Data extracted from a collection
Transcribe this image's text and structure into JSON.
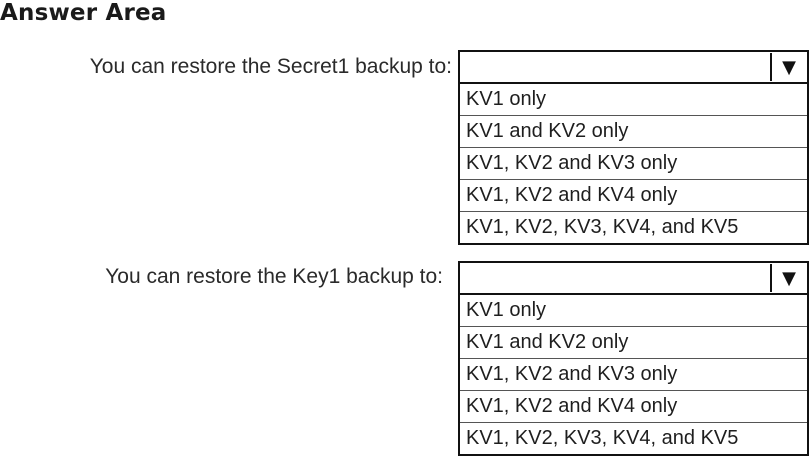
{
  "title": "Answer Area",
  "questions": [
    {
      "label": "You can restore the Secret1 backup to:",
      "selected": "",
      "arrow_icon": "▼",
      "options": [
        "KV1 only",
        "KV1 and KV2 only",
        "KV1, KV2 and KV3 only",
        "KV1, KV2 and KV4 only",
        "KV1, KV2, KV3, KV4, and KV5"
      ]
    },
    {
      "label": "You can restore the Key1 backup to:",
      "selected": "",
      "arrow_icon": "▼",
      "options": [
        "KV1 only",
        "KV1 and KV2 only",
        "KV1, KV2 and KV3 only",
        "KV1, KV2 and KV4 only",
        "KV1, KV2, KV3, KV4, and KV5"
      ]
    }
  ]
}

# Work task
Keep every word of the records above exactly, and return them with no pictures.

# Response to this exercise
Transcribe this image's text and structure into JSON.
{
  "title": "Answer Area",
  "questions": [
    {
      "label": "You can restore the Secret1 backup to:",
      "selected": "",
      "arrow_icon": "▼",
      "options": [
        "KV1 only",
        "KV1 and KV2 only",
        "KV1, KV2 and KV3 only",
        "KV1, KV2 and KV4 only",
        "KV1, KV2, KV3, KV4, and KV5"
      ]
    },
    {
      "label": "You can restore the Key1 backup to:",
      "selected": "",
      "arrow_icon": "▼",
      "options": [
        "KV1 only",
        "KV1 and KV2 only",
        "KV1, KV2 and KV3 only",
        "KV1, KV2 and KV4 only",
        "KV1, KV2, KV3, KV4, and KV5"
      ]
    }
  ]
}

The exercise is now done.